What the task asks:
In the entries below, identify every line with the string "this" and copy it.

Recorded information:

-*-

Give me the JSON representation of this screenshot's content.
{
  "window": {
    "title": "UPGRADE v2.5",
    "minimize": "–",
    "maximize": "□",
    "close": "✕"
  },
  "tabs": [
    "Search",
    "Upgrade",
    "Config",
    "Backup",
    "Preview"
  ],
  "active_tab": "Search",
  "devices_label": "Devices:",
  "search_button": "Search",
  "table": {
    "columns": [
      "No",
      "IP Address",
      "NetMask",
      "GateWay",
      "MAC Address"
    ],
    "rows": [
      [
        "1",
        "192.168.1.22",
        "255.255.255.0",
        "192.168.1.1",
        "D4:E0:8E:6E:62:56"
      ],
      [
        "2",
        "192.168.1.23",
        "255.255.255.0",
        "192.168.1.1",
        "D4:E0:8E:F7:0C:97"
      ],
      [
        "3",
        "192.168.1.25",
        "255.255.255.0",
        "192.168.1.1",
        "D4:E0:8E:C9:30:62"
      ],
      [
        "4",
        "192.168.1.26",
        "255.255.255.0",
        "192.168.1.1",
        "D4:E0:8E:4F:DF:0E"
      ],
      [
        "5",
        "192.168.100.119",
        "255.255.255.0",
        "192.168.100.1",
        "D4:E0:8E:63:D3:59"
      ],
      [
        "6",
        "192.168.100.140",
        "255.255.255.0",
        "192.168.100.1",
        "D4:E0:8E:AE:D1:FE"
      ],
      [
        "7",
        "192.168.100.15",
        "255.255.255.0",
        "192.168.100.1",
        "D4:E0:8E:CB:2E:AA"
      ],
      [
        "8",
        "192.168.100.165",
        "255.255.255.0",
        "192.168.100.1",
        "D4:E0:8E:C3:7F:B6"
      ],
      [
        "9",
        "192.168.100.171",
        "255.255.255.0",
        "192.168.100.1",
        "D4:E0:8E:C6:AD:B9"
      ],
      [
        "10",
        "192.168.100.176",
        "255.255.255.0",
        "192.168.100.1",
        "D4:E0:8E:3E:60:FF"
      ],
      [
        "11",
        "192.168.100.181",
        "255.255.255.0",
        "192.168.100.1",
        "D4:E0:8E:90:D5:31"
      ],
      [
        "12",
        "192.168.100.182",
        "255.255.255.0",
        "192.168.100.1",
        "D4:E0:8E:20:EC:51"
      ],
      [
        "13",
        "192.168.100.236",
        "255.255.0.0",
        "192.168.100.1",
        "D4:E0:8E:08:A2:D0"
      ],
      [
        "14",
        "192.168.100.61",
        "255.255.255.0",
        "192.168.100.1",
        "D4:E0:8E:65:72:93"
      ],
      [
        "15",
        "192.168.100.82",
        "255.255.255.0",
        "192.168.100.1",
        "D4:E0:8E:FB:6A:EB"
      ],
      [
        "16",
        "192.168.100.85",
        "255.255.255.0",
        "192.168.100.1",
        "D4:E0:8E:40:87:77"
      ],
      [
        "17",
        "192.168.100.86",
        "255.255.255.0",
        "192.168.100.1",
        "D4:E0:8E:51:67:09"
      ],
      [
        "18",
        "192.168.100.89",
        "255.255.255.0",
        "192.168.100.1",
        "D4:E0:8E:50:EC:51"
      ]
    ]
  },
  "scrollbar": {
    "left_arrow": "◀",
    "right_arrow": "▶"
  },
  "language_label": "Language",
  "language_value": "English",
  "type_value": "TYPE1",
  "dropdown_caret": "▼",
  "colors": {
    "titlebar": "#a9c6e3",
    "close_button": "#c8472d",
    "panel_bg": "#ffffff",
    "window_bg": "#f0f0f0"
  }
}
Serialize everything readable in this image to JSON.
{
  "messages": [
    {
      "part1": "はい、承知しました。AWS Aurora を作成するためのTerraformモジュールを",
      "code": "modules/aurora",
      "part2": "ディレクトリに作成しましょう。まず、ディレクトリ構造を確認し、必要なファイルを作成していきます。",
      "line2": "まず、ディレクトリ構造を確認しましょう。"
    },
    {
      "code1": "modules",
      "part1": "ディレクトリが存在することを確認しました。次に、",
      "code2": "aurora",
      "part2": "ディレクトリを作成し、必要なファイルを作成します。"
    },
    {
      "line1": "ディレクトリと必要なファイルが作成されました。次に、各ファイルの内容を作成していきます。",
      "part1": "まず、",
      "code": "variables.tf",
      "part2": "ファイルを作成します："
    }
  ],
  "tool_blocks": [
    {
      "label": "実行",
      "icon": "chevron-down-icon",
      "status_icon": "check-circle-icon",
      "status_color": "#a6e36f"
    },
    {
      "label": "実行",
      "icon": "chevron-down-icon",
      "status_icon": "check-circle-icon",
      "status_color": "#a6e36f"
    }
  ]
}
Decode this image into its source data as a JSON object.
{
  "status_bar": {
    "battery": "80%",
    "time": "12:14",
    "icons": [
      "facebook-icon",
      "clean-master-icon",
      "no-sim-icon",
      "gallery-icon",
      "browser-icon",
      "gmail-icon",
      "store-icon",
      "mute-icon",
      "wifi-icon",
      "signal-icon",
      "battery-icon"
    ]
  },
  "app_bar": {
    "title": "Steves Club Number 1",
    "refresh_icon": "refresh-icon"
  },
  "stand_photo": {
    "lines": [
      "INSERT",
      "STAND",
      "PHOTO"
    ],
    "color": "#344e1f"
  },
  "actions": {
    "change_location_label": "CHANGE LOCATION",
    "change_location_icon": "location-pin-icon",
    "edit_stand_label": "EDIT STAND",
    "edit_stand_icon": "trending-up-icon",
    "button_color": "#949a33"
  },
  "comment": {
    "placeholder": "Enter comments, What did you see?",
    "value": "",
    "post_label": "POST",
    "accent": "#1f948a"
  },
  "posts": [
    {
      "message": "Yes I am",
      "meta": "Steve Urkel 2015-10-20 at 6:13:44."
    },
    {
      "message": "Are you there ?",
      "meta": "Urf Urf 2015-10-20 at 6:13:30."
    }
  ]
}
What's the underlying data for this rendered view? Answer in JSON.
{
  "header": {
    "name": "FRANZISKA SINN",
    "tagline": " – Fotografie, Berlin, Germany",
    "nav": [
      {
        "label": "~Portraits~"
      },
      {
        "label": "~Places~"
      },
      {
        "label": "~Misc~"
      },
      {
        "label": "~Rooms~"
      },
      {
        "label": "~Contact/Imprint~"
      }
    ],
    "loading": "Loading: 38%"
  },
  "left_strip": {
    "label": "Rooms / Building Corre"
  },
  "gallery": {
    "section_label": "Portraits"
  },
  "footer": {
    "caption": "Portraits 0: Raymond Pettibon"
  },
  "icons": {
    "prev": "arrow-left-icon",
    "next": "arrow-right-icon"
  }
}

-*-

Task response:
Give me the JSON representation of this screenshot's content.
Serialize everything readable in this image to JSON.
Decode this image into its source data as a JSON object.
What's the underlying data for this rendered view? Answer in JSON.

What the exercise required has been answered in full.